:: Exercise requirements ::
Output a faithful copy of the entries, every picture removed.

:: Exercise input ::
◇ ◇ ◇

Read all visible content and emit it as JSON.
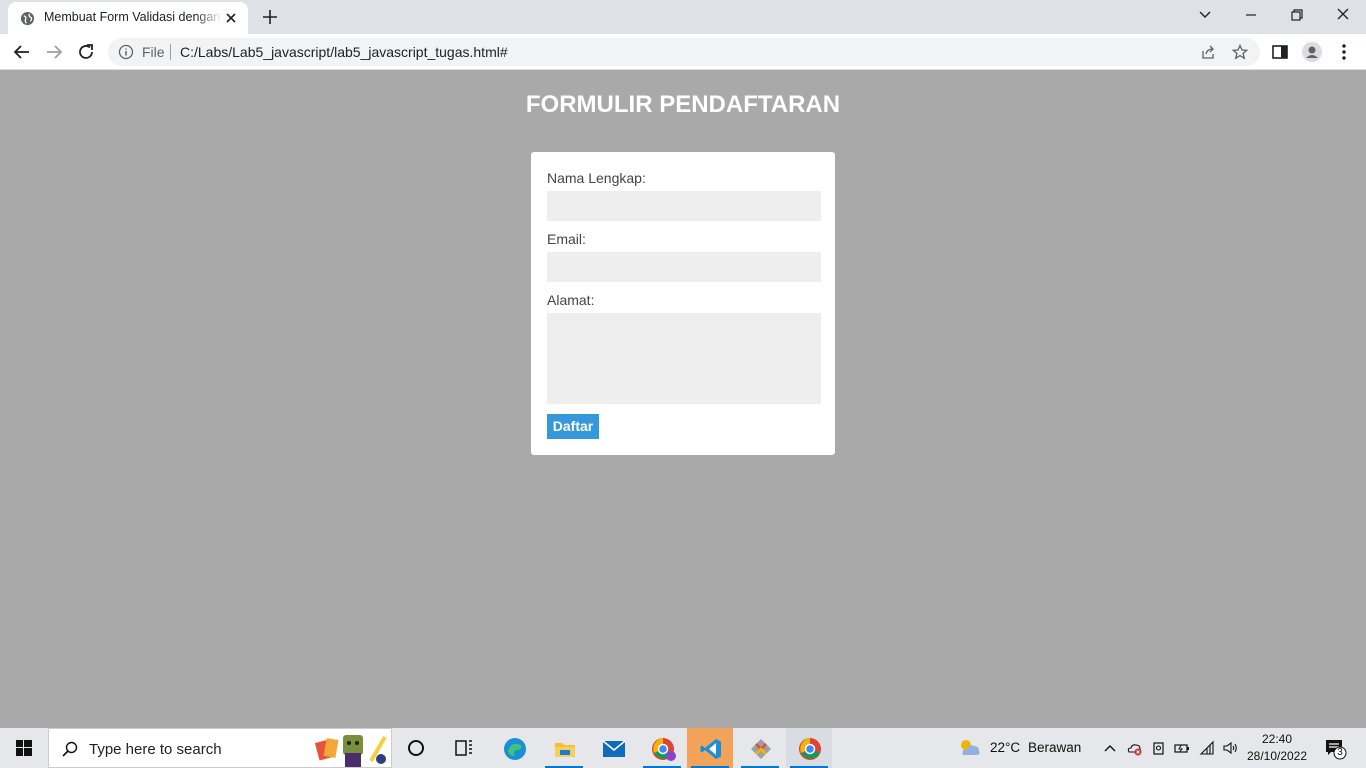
{
  "browser": {
    "tab_title": "Membuat Form Validasi dengan JavaScript",
    "url_scheme_label": "File",
    "url": "C:/Labs/Lab5_javascript/lab5_javascript_tugas.html#"
  },
  "page": {
    "title": "FORMULIR PENDAFTARAN",
    "form": {
      "name_label": "Nama Lengkap:",
      "name_value": "",
      "email_label": "Email:",
      "email_value": "",
      "address_label": "Alamat:",
      "address_value": "",
      "submit_label": "Daftar"
    }
  },
  "taskbar": {
    "search_placeholder": "Type here to search",
    "weather_temp": "22°C",
    "weather_desc": "Berawan",
    "time": "22:40",
    "date": "28/10/2022",
    "notification_count": "3"
  },
  "colors": {
    "page_background": "#a9a9a9",
    "button": "#3498db",
    "field": "#eeeeee"
  }
}
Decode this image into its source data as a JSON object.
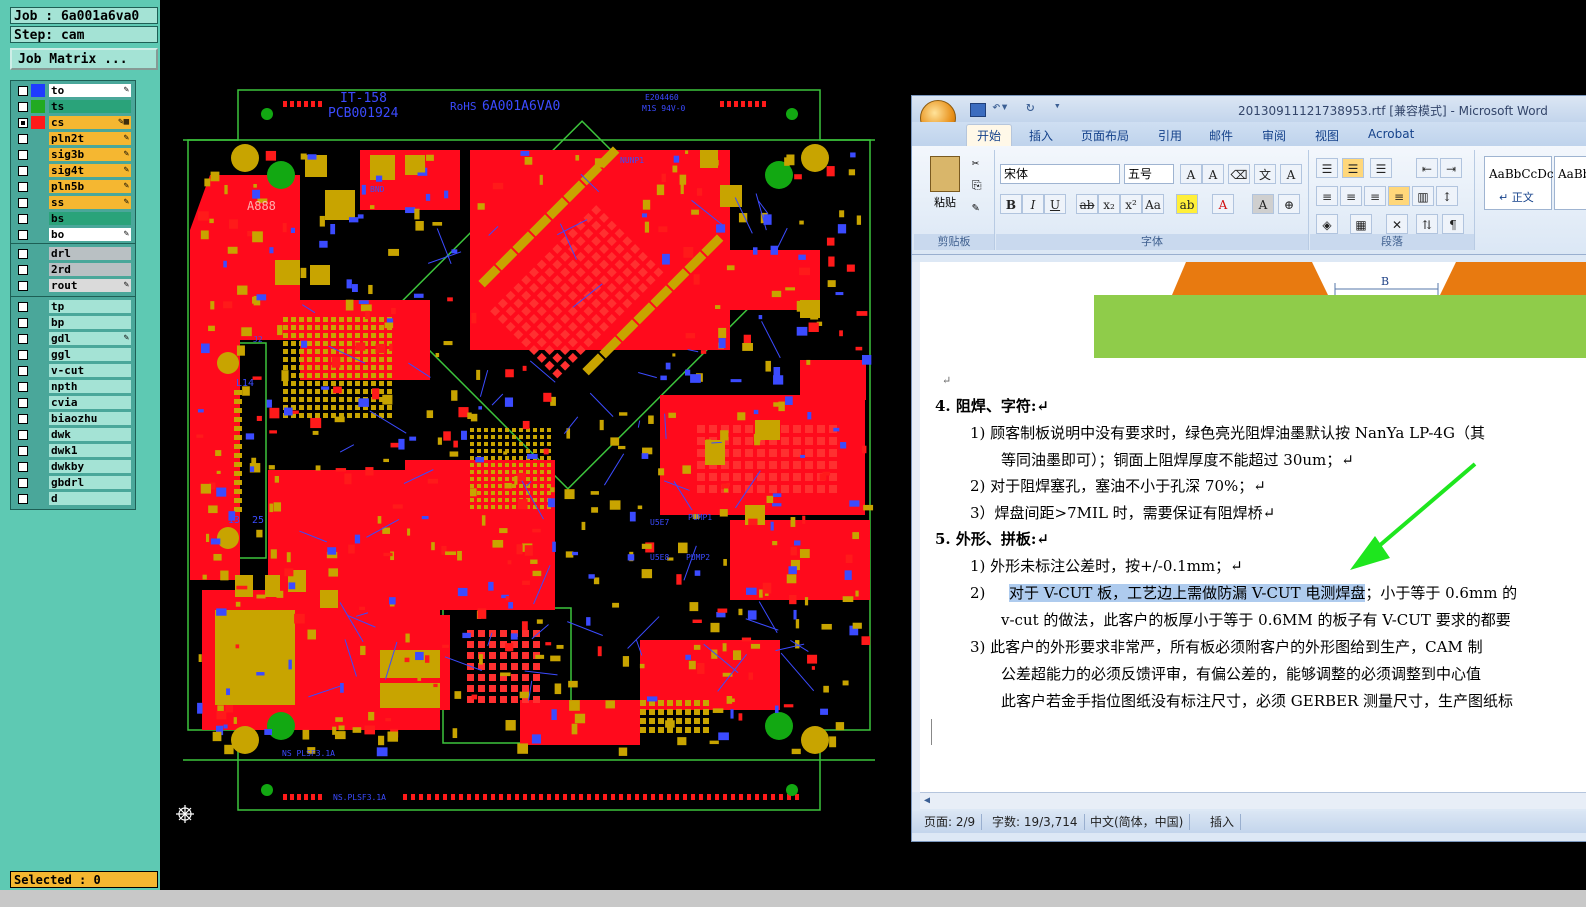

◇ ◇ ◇

:: Written reply ::
Read all visible content and emit it as JSON.
{
  "browser": {
    "tab_title": "Membuat Form Validasi dengan JavaScript",
    "url_scheme_label": "File",
    "url": "C:/Labs/Lab5_javascript/lab5_javascript_tugas.html#"
  },
  "page": {
    "title": "FORMULIR PENDAFTARAN",
    "form": {
      "name_label": "Nama Lengkap:",
      "name_value": "",
      "email_label": "Email:",
      "email_value": "",
      "address_label": "Alamat:",
      "address_value": "",
      "submit_label": "Daftar"
    }
  },
  "taskbar": {
    "search_placeholder": "Type here to search",
    "weather_temp": "22°C",
    "weather_desc": "Berawan",
    "time": "22:40",
    "date": "28/10/2022",
    "notification_count": "3"
  },
  "colors": {
    "page_background": "#a9a9a9",
    "button": "#3498db",
    "field": "#eeeeee"
  }
}
Decode this image into its source data as a JSON object.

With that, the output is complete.